I mean, my parcel is en route as I write this. The colours are rich and vibrant, made from dyes extracted from plants, fruits, and vegetables, are non-toxic, free from harmful chemicals, and Oeko-Tex® certified. They use a water-efficient process, in which they treat waste effluents, re-capture, and reuse.
All products are unisex, and they provide the credentials of the models so you can work out your fit along with their size chart.
They are a little more on the pricey side of things, but you are using your money, and therefore power to make better choices, driving change, step by step, day by day. When you buy from Pangaia you are investing in a quality product and the future of the planet, for real.
If you, like me, are vegan, you know you made a choice that changes multiple parts of your life. As a result of this decision, your options for clothing and footwear become significantly reduced. When you care about other interconnecting elements like ethics, pollution, climate change, they become even smaller. You find yourself left with an extremely niche group of possibilities available for you to buy. Although this is improving, there are very few fashion brands that I would consider cool that also align with all my other requirements.
The materials and technologies have performance properties
Another thing you can (often) kiss goodbye to when you take the plunge into ethical, planet-friendly, vegan clothing is performance. You make that sacrifice, and you get used to it, but this is where Pangaia is different; they have multiple technologies and treatments.
PPRMINT™ is an anti-microbial, odour control finish that helps you stay feeling clean and fresh, so you don’t have to wash your garments so often. I live in the South of Vietnam, where it is hot all year round, hot and dry or hot and wet. I often have to change my clothes multiple times a day, and I spend a lot of time doing the washing. So this is something I am particularly excited to try!
They are using science to harness the power of nature
C-FIBER™ is made from eucalyptus pulp and seaweed powder. Seaweed is a naturally regenerative resource. Eucalyptus grows fast in arid climates without irrigation or pesticides; this is turned into the biosynthetic lyocell using a closed-loop circular system. The two of these combine to make the C-FIBER™, and this fibre is also biodegradable.
They are even transforming air pollution into something better with AIR INK®, which uses a carbon collection technology that captures air pollution particles before turning them into different inks, dispersions, and coatings.
‘For this capsule the captured air particles were turned into safe, water-based inks’ — thepangaia.com
They only have an online store (and the current pop-up), so of course, all their packaging is biodegradable, using non-toxic inks for printing.
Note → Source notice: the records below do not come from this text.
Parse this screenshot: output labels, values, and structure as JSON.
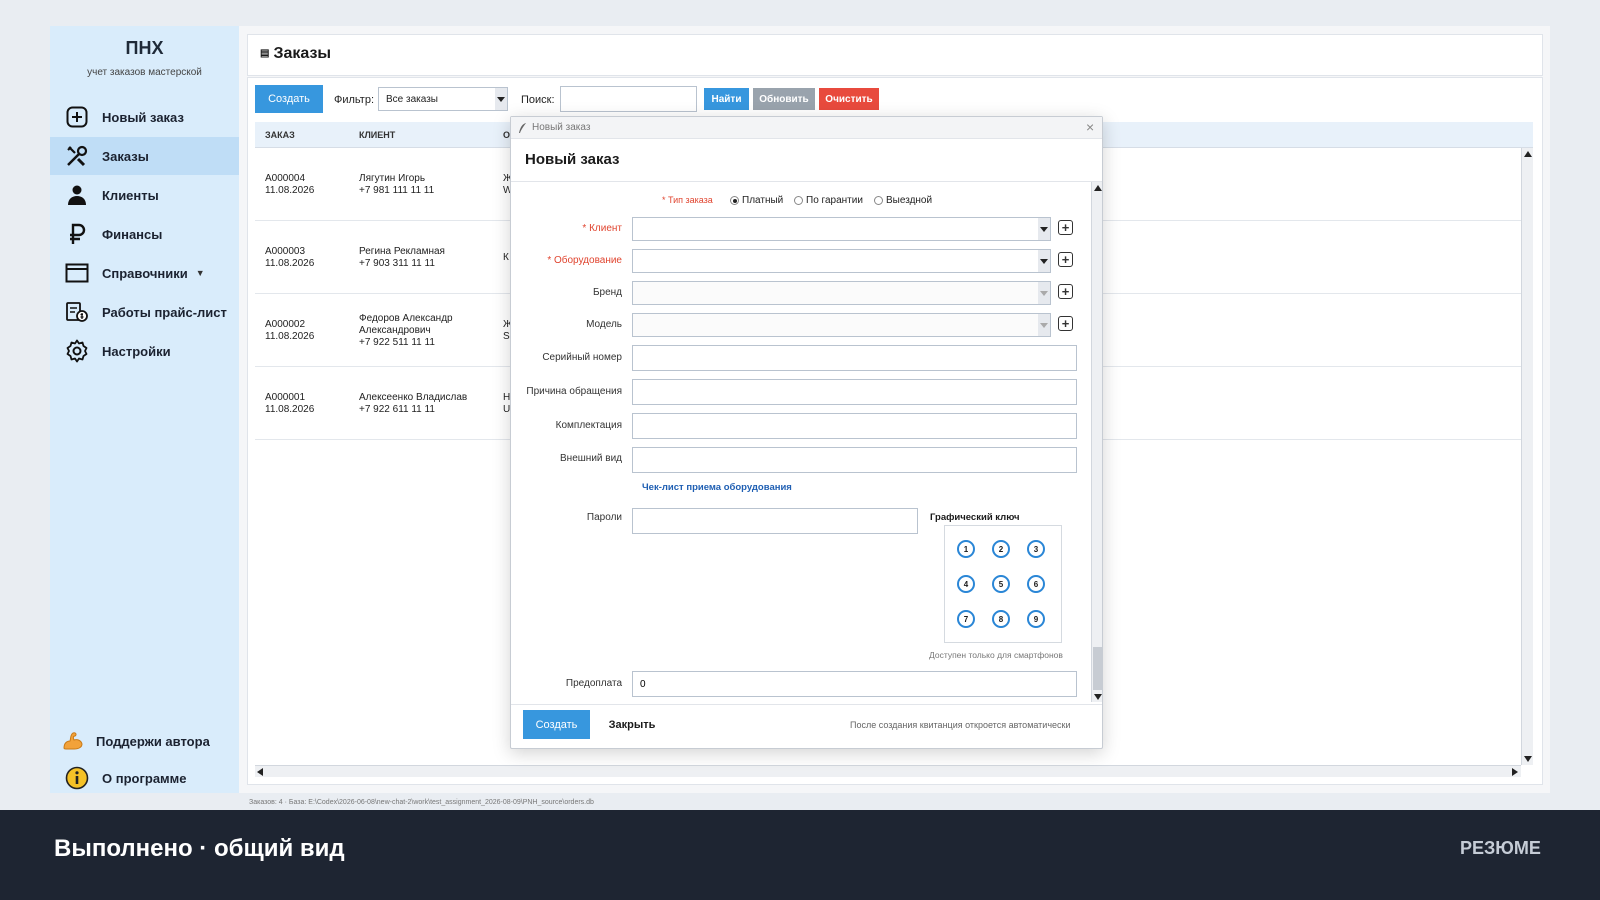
{
  "app": {
    "name": "ПНХ",
    "subtitle": "учет заказов мастерской"
  },
  "sidebar": {
    "items": [
      {
        "label": "Новый заказ",
        "icon": "plus-square-icon"
      },
      {
        "label": "Заказы",
        "icon": "tools-icon",
        "active": true
      },
      {
        "label": "Клиенты",
        "icon": "user-icon"
      },
      {
        "label": "Финансы",
        "icon": "ruble-icon"
      },
      {
        "label": "Справочники",
        "icon": "window-icon",
        "has_dropdown": true
      },
      {
        "label": "Работы прайс-лист",
        "icon": "price-list-icon"
      },
      {
        "label": "Настройки",
        "icon": "gear-icon"
      }
    ],
    "bottom": [
      {
        "label": "Поддержи автора",
        "icon": "muscle-icon"
      },
      {
        "label": "О программе",
        "icon": "info-icon"
      }
    ]
  },
  "page": {
    "title": "Заказы"
  },
  "toolbar": {
    "create_label": "Создать",
    "filter_label": "Фильтр:",
    "filter_value": "Все заказы",
    "search_label": "Поиск:",
    "search_value": "",
    "find_label": "Найти",
    "refresh_label": "Обновить",
    "clear_label": "Очистить"
  },
  "table": {
    "columns": [
      "ЗАКАЗ",
      "КЛИЕНТ",
      "О"
    ],
    "rows": [
      {
        "order": "A000004",
        "date": "11.08.2026",
        "client": [
          "Лягутин Игорь",
          "+7 981 111 11 11"
        ],
        "extra": [
          "Ж",
          "W"
        ]
      },
      {
        "order": "A000003",
        "date": "11.08.2026",
        "client": [
          "Регина Рекламная",
          "+7 903 311 11 11"
        ],
        "extra": [
          "К",
          ""
        ]
      },
      {
        "order": "A000002",
        "date": "11.08.2026",
        "client": [
          "Федоров Александр",
          "Александрович",
          "+7 922 511 11 11"
        ],
        "extra": [
          "Ж",
          "S"
        ]
      },
      {
        "order": "A000001",
        "date": "11.08.2026",
        "client": [
          "Алексеенко Владислав",
          "+7 922 611 11 11"
        ],
        "extra": [
          "Н",
          "U"
        ]
      }
    ]
  },
  "modal": {
    "window_title": "Новый заказ",
    "heading": "Новый заказ",
    "order_type_label": "* Тип заказа",
    "order_types": [
      {
        "label": "Платный",
        "selected": true
      },
      {
        "label": "По гарантии",
        "selected": false
      },
      {
        "label": "Выездной",
        "selected": false
      }
    ],
    "fields": {
      "client": "* Клиент",
      "equipment": "* Оборудование",
      "brand": "Бренд",
      "model": "Модель",
      "serial": "Серийный номер",
      "reason": "Причина обращения",
      "kit": "Комплектация",
      "appearance": "Внешний вид",
      "passwords": "Пароли",
      "prepayment": "Предоплата"
    },
    "prepayment_value": "0",
    "checklist_link": "Чек-лист приема оборудования",
    "pattern_title": "Графический ключ",
    "pattern_dots": [
      "1",
      "2",
      "3",
      "4",
      "5",
      "6",
      "7",
      "8",
      "9"
    ],
    "pattern_note": "Доступен только для смартфонов",
    "create_label": "Создать",
    "close_label": "Закрыть",
    "footer_note": "После создания квитанция откроется автоматически"
  },
  "statusbar": "Заказов: 4 · База: E:\\Codex\\2026-06-08\\new-chat-2\\work\\test_assignment_2026-08-09\\PNH_source\\orders.db",
  "banner": {
    "title": "Выполнено · общий вид",
    "tag": "РЕЗЮМЕ"
  },
  "colors": {
    "sidebar_bg": "#d9ecfb",
    "sidebar_active": "#bfddf6",
    "primary": "#3797de",
    "find": "#3797de",
    "refresh": "#99a3ad",
    "clear": "#e84a3d",
    "required": "#e0442f",
    "link": "#1f5fb3",
    "banner_bg": "#1e2532"
  }
}
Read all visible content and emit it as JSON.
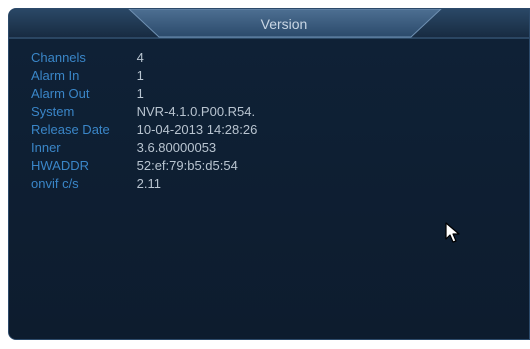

The biosynthetic plastic will compost in 24 weeks if you bury it in your garden.
They are committed to transparency, and after being called out in the media on several things, they have fixed them with figures on diversity, code of conduct, and annual report, all of which are open source.
They have also included equivalences and actual statistics for their products. This means someone with basic knowledge of this (very complex) topic can see and understand. It’s inclusive.
The only way to make things better for our planet is to get as many people involved as possible, so they work with organisations, non-profits, support changemakers, activists, artists, designers, and here’s the kicker… If you want to access one of their materials or technologies, it is possible to do so. They hold the licenses, yes, but like-minded brands can access them. Pangaia knows the more extensive the community focusing on the issues at hand, the faster we will get to the solution.
Pangaia is dedicated, that’s for sure; they are on a mission, adding new technologies, treatments, and materials to their collection all the time. They strive to evolve and improve constantly; their goal is to become Earth Positive — a business that gives back more than it takes.
Even the cynic in me feels pretty convinced that Pangaia has the drive and vision to reach that goal.
Enjoy that? Here is some more of my work: